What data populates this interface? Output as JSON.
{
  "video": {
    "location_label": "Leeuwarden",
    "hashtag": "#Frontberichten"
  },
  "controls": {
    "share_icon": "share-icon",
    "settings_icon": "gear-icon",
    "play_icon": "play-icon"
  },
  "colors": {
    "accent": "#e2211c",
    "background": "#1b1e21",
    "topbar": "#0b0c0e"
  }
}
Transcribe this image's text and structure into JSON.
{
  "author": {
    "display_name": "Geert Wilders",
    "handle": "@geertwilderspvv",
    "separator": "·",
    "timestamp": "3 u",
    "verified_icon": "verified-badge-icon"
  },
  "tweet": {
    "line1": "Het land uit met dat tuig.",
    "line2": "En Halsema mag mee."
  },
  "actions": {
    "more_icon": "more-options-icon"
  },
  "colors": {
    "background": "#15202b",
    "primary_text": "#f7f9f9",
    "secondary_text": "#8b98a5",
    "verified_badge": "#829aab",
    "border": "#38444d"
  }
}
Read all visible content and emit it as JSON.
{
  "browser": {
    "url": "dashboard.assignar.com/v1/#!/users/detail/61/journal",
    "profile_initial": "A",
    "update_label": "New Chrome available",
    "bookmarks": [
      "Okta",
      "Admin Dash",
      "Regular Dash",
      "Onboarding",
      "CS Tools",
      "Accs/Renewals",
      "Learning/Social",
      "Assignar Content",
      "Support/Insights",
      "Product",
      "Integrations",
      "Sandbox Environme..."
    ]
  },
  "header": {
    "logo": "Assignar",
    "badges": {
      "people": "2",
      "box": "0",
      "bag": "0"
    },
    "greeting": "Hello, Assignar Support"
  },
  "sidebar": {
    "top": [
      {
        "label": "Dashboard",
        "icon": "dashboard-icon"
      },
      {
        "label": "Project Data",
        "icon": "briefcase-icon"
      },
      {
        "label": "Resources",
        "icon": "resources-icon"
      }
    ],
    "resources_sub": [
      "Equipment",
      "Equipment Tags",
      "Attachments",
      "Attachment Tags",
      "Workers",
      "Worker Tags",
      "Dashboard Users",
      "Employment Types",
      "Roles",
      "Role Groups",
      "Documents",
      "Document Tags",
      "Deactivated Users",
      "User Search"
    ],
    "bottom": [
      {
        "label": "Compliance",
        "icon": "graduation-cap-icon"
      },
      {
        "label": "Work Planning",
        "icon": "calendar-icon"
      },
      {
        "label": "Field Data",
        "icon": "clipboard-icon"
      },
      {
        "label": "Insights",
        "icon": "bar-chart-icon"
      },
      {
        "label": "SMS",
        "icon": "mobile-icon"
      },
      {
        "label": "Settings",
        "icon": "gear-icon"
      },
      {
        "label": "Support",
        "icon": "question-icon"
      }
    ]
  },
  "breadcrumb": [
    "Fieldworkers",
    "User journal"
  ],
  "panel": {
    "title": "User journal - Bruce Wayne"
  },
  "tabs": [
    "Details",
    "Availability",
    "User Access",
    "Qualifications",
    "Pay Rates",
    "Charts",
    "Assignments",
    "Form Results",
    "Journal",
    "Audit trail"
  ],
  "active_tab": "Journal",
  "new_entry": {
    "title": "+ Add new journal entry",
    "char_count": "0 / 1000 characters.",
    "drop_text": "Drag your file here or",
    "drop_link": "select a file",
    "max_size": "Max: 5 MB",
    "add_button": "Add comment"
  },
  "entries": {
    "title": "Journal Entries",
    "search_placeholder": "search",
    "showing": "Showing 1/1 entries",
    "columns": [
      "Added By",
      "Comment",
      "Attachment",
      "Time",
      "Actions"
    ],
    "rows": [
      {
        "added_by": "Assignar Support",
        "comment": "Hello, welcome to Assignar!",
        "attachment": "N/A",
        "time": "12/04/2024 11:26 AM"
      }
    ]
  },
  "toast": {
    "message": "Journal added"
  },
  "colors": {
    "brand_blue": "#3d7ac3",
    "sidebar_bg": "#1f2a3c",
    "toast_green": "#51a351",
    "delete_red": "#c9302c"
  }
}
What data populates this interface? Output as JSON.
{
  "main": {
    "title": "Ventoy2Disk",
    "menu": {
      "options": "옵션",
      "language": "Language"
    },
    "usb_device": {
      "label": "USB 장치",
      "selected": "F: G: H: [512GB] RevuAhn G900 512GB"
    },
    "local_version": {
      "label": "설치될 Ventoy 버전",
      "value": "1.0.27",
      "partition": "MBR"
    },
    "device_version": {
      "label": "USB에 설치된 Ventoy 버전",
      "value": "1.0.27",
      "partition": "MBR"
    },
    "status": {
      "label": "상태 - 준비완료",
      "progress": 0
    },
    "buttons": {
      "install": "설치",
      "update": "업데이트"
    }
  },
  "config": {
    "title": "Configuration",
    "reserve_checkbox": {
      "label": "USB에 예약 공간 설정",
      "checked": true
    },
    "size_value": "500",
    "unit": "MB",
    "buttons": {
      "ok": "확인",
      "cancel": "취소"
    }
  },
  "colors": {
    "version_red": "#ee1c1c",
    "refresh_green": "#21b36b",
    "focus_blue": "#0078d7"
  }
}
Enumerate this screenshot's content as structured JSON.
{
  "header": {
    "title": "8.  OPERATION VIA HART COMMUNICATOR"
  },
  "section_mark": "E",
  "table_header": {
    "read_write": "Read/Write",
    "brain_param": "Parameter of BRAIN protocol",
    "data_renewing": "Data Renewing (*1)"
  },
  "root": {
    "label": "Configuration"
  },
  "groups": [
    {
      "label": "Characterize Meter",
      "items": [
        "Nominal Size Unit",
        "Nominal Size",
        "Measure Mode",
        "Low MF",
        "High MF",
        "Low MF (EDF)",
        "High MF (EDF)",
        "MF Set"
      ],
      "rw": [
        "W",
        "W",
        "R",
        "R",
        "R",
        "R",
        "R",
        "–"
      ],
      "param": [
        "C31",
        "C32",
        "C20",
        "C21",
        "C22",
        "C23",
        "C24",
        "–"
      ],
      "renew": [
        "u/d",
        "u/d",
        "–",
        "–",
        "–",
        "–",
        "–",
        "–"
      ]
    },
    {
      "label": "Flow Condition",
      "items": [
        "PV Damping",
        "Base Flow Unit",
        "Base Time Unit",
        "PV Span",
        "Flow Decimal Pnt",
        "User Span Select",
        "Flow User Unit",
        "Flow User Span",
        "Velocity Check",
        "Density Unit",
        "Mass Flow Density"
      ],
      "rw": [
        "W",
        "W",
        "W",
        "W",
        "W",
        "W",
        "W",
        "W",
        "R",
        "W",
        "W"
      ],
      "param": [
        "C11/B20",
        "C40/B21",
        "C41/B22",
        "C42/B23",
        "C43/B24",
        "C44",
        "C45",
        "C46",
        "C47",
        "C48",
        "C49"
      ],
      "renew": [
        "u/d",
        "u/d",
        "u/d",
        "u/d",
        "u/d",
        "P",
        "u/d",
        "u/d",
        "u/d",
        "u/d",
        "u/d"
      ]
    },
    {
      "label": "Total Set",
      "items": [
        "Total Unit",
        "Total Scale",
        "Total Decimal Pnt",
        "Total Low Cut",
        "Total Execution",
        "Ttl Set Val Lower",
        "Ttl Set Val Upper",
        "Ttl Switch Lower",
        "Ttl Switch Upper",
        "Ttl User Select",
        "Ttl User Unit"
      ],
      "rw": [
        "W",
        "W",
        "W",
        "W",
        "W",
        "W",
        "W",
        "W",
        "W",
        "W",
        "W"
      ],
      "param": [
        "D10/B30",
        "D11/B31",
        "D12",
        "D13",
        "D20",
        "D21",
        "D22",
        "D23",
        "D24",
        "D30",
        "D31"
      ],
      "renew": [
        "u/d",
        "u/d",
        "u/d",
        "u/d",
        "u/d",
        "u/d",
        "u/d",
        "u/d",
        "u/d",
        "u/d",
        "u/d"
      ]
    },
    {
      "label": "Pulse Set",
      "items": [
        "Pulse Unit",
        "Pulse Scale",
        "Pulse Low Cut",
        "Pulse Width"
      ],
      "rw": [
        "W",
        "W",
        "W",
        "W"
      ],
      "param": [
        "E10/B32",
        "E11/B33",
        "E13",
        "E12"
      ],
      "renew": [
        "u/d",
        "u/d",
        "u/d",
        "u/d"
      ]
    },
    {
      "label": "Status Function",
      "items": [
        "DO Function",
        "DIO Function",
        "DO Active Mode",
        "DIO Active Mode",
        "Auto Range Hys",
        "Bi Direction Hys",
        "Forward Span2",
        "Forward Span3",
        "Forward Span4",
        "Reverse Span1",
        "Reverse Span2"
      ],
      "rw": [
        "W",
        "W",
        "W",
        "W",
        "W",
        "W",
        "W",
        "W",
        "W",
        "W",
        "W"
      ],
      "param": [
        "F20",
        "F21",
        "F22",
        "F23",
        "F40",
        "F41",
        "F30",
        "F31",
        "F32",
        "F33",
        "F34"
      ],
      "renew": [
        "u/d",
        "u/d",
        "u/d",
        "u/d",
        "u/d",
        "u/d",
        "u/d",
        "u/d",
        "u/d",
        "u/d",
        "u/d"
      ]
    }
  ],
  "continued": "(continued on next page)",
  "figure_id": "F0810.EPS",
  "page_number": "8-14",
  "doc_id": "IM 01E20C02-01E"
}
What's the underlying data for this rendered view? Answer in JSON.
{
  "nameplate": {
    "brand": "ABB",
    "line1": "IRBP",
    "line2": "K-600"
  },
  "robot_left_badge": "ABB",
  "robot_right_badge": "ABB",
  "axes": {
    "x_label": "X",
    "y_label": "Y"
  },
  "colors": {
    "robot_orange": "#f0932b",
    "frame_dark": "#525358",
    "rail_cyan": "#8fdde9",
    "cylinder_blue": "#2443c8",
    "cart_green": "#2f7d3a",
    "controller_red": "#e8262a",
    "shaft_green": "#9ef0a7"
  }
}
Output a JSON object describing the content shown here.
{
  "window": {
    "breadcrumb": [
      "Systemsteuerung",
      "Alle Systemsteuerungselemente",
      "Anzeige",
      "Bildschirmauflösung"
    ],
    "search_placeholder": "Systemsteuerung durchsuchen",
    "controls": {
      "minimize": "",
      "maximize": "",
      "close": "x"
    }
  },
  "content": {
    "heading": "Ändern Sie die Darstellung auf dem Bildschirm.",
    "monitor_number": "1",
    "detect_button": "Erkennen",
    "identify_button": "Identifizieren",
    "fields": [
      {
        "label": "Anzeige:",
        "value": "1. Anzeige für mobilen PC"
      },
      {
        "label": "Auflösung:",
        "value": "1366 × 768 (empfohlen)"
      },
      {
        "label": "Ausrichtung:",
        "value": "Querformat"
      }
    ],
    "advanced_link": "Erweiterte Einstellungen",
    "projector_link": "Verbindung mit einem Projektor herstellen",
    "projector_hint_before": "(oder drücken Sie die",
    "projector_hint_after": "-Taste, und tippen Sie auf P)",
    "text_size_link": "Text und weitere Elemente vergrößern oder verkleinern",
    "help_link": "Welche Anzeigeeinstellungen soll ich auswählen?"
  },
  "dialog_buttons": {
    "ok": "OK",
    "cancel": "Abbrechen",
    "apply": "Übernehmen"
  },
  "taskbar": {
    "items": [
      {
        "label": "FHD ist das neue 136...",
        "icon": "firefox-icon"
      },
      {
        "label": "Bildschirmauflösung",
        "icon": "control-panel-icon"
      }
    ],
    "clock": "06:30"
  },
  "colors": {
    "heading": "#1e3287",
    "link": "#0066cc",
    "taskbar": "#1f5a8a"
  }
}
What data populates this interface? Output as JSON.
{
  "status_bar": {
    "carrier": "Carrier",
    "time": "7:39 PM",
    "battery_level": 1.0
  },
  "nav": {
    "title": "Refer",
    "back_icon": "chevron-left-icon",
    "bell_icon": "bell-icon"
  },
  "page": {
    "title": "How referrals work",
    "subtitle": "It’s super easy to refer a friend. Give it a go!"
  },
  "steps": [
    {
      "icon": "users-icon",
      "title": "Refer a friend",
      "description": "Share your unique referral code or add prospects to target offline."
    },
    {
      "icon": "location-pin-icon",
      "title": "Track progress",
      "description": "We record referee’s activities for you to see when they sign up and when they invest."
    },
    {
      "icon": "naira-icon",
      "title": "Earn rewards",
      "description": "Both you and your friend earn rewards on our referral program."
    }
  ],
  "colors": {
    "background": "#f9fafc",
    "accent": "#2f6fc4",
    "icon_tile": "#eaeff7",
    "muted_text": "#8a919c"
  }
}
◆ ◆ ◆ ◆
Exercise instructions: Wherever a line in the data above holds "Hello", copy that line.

Response below:
    "greeting": "Hello, Assignar Support"
        "comment": "Hello, welcome to Assignar!",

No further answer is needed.